Rabbit and hare warrens
I have long known the remains of the hare warren on Walton Downs near Langley Vale; much of the wall still stands to a height of eight feet or so. The hare warren is shown as such on John Rocque’s map, published in 1768, and is said to have been set up in 1720 by the fifth Lord Baltimore of Woodcote Park. The hares that bred in the enclosure would have been driven out through small trap-doors in the wall onto the downs to be chased by dogs. Hare coursing was a popular entertainment for visitors to Epsom Spa. The warrener’s cottage built into the wall still stands. My interest in the warren was rekindled by an enquiry from Mr. Albert Henderson of the Department of Biology, University of Leeds, who is researching hare warrens. He mentioned also the warren at Belmont that I had heard of, but had not previously taken the trouble to look at, and I made a point of going to see it. A considerable length of the stoutly built brick wall about six feet high survives in Warren Avenue and Onslow Avenue as the front garden wall of some large detached houses built in recent years. A few of the trap-door holes remain. The warrener’s cottage was pulled down in 1930. Little is known about the origins of this hare warren. It has been suggested that it was associated with Nonsuch Palace, since hare coursing was popular in the sixteenth and seventeenth centuries. Some experts have expressed the view that the present brickwork is no earlier than the late seventeenth century. It could not be Tudor as it is built in Flemish bond.
Mr. Henderson has also been researching rabbit warrens and was kind enough to send me a paper he has written on this subject and to give permission for me to quote from it. It is not generally known that there were managed rabbit warrens as well as hare warrens, and a few details from the research may be of interest to members of NAS.

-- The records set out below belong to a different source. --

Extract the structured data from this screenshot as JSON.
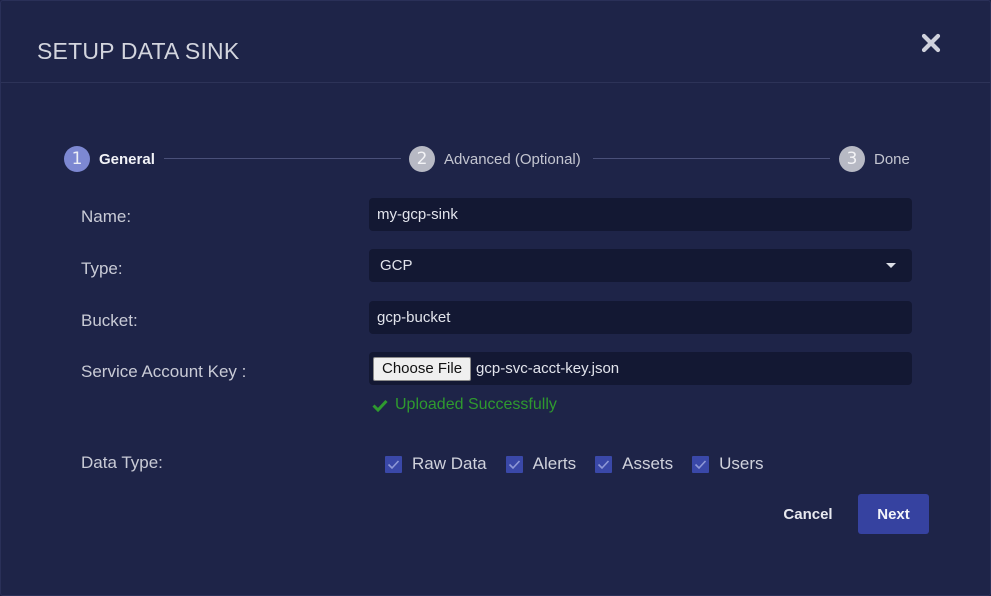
{
  "modal": {
    "title": "SETUP DATA SINK",
    "close_icon": "close-x-icon"
  },
  "stepper": {
    "steps": [
      {
        "number": "1",
        "label": "General",
        "state": "active"
      },
      {
        "number": "2",
        "label": "Advanced (Optional)",
        "state": "inactive"
      },
      {
        "number": "3",
        "label": "Done",
        "state": "inactive"
      }
    ]
  },
  "form": {
    "name": {
      "label": "Name:",
      "value": "my-gcp-sink"
    },
    "type": {
      "label": "Type:",
      "value": "GCP"
    },
    "bucket": {
      "label": "Bucket:",
      "value": "gcp-bucket"
    },
    "service_account_key": {
      "label": "Service Account Key :",
      "button_label": "Choose File",
      "file_name": "gcp-svc-acct-key.json",
      "status": "Uploaded Successfully"
    },
    "data_type": {
      "label": "Data Type:",
      "options": [
        {
          "label": "Raw Data",
          "checked": true
        },
        {
          "label": "Alerts",
          "checked": true
        },
        {
          "label": "Assets",
          "checked": true
        },
        {
          "label": "Users",
          "checked": true
        }
      ]
    }
  },
  "actions": {
    "cancel_label": "Cancel",
    "next_label": "Next"
  },
  "colors": {
    "background": "#1e2448",
    "input_background": "#131833",
    "primary": "#3642a0",
    "step_active": "#7d88d2",
    "success": "#2f9a2f"
  }
}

Although rabbits and hares were both early natives of the British Isles, rabbits became extinct over 10,000 years ago during the Ice Ages: in fact, they became extinct throughout Europe except in the milder regions of the Iberian peninsula, which led the Romans to refer to it as the rabbit-teeming Spanish Peninsula. The animal was appreciated by the Romans for its meat and its fur; rabbit rissole was higher on their menus than chicken. Rabbits were kept in warrens and use of these spread steadily through much of western Europe, although they did not arrive in Britain until the Normans introduced them in the 11th or 12th centuries. The animals were known as coneys, although the young ones were called rabbits and this name eventually took over. However, coney is still used in statutes and in heraldry. ‘Warren’ or ‘coney’ in place names can indicate one-time managed rabbit populations.

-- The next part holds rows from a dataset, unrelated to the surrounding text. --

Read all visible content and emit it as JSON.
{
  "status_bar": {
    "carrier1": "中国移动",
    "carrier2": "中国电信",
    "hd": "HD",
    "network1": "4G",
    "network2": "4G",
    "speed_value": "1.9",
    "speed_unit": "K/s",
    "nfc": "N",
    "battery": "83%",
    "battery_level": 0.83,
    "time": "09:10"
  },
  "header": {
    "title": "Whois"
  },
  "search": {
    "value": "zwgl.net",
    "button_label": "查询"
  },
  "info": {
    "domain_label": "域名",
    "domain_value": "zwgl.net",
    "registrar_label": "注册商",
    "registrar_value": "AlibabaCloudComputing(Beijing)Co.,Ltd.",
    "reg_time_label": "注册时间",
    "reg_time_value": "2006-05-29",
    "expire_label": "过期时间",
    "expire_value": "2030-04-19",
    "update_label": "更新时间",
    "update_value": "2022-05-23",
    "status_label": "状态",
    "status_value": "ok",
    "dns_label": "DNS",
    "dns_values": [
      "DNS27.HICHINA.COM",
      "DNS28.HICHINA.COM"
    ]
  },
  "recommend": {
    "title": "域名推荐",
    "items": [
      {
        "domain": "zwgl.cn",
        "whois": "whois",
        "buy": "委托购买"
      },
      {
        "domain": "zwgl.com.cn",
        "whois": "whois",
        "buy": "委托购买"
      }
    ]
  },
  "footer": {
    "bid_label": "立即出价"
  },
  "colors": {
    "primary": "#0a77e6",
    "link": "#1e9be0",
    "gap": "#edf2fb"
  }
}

Warrens were mainly situated on land of low fertility, particularly sandy, gravelly or heathland areas. The boundary walls would be built of stone where it was available. For obvious reasons the walls of rabbit warrens did not need to be as high as those of hare warrens. Mounds of soft or gravelly earth were made inside the warren for the rabbits to burrow in and often provide archaeological evidence of the site of a rabbit warren. Several such sites are known on Box Hill. A large warren could be of sufficient economic importance to justify building a lodge for a warrener to live in. His job was to look after the rabbits and deter poachers.
The hares raised in warrens were mainly for sporting purposes, whereas rabbits were sold for their meat and their fur. There was a limited use of rabbits for sport, but an animal that tends to stop and give itself up when pursued is not an ideal beast of the chase.